How to complete this task: Copy each line below holding "percent".
=== Dataset records ===
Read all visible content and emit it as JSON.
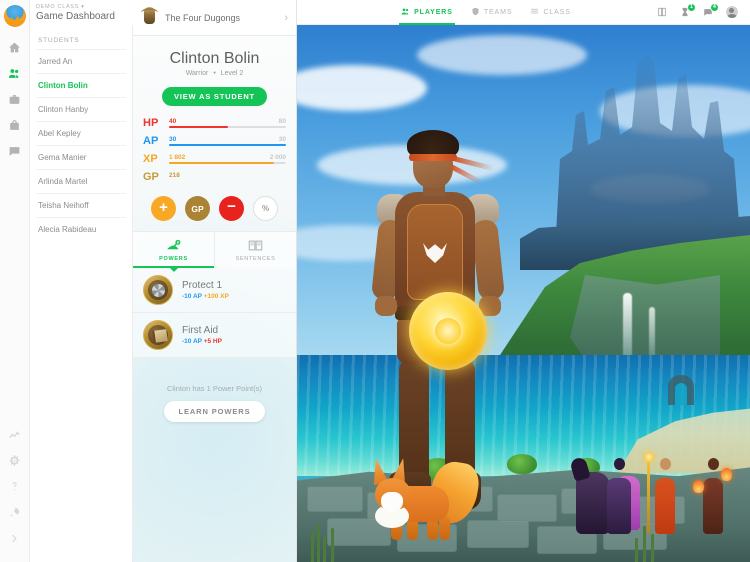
{
  "brand": {
    "logo_icon": "mountain-logo",
    "accent": "#15c457"
  },
  "header": {
    "class_label": "DEMO CLASS",
    "class_caret": "▾",
    "title": "Game Dashboard"
  },
  "rail": {
    "top_items": [
      {
        "name": "home",
        "icon": "home-icon",
        "active": false
      },
      {
        "name": "players",
        "icon": "players-icon",
        "active": true
      },
      {
        "name": "shop",
        "icon": "briefcase-icon",
        "active": false
      },
      {
        "name": "backpack",
        "icon": "bag-icon",
        "active": false
      },
      {
        "name": "messages",
        "icon": "chat-icon",
        "active": false
      }
    ],
    "bottom_items": [
      {
        "name": "analytics",
        "icon": "chart-icon"
      },
      {
        "name": "settings",
        "icon": "gear-icon"
      },
      {
        "name": "help",
        "icon": "question-icon"
      },
      {
        "name": "whats-new",
        "icon": "rocket-icon"
      },
      {
        "name": "expand",
        "icon": "chevron-right-icon"
      }
    ]
  },
  "topnav": {
    "tabs": [
      {
        "label": "PLAYERS",
        "icon": "players-icon",
        "active": true
      },
      {
        "label": "TEAMS",
        "icon": "shield-icon",
        "active": false
      },
      {
        "label": "CLASS",
        "icon": "list-icon",
        "active": false
      }
    ],
    "icons": [
      {
        "name": "book-icon",
        "badge": null
      },
      {
        "name": "hourglass-icon",
        "badge": "1"
      },
      {
        "name": "announcement-icon",
        "badge": "4"
      }
    ],
    "avatar": "teacher-avatar"
  },
  "students_panel": {
    "search_placeholder": "",
    "search_value": "",
    "section_label": "STUDENTS",
    "items": [
      {
        "name": "Jarred An",
        "selected": false
      },
      {
        "name": "Clinton Bolin",
        "selected": true
      },
      {
        "name": "Clinton Hanby",
        "selected": false
      },
      {
        "name": "Abel Kepley",
        "selected": false
      },
      {
        "name": "Gema Manier",
        "selected": false
      },
      {
        "name": "Arlinda Martel",
        "selected": false
      },
      {
        "name": "Teisha Neihoff",
        "selected": false
      },
      {
        "name": "Alecia Rabideau",
        "selected": false
      }
    ]
  },
  "player": {
    "team_name": "The Four Dugongs",
    "team_chevron": "›",
    "name": "Clinton Bolin",
    "class": "Warrior",
    "separator": "•",
    "level": "Level 2",
    "view_as_student": "VIEW AS STUDENT",
    "stats": [
      {
        "key": "HP",
        "current": "40",
        "max": "80",
        "percent": 50,
        "color": "#f0342e"
      },
      {
        "key": "AP",
        "current": "30",
        "max": "30",
        "percent": 100,
        "color": "#2196f3"
      },
      {
        "key": "XP",
        "current": "1 802",
        "max": "2 000",
        "percent": 90,
        "color": "#f5a623"
      },
      {
        "key": "GP",
        "current": "218",
        "max": "",
        "percent": null,
        "color": "#c79b37"
      }
    ],
    "actions": [
      {
        "label": "+",
        "name": "add-points-button",
        "style": "plus"
      },
      {
        "label": "GP",
        "name": "give-gold-button",
        "style": "gp"
      },
      {
        "label": "−",
        "name": "remove-points-button",
        "style": "minus"
      },
      {
        "label": "%",
        "name": "percent-button",
        "style": "pct"
      }
    ],
    "tabs": [
      {
        "label": "POWERS",
        "icon": "powers-icon",
        "active": true
      },
      {
        "label": "SENTENCES",
        "icon": "sentence-icon",
        "active": false
      }
    ],
    "powers": [
      {
        "name": "Protect 1",
        "icon": "shield-power-icon",
        "cost": "-10 AP",
        "reward": "+100 XP",
        "reward_type": "xp"
      },
      {
        "name": "First Aid",
        "icon": "book-power-icon",
        "cost": "-10 AP",
        "reward": "+5 HP",
        "reward_type": "hp"
      }
    ],
    "power_points_note": "Clinton has 1 Power Point(s)",
    "learn_powers": "LEARN POWERS"
  },
  "scene": {
    "description": "Fantasy avatar scene: warrior with golden shield, fox pet, castle on cliffs, sea"
  }
}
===
Result of the task:
        "percent": 50,
        "percent": 100,
        "percent": 90,
        "percent": null,
        "name": "percent-button",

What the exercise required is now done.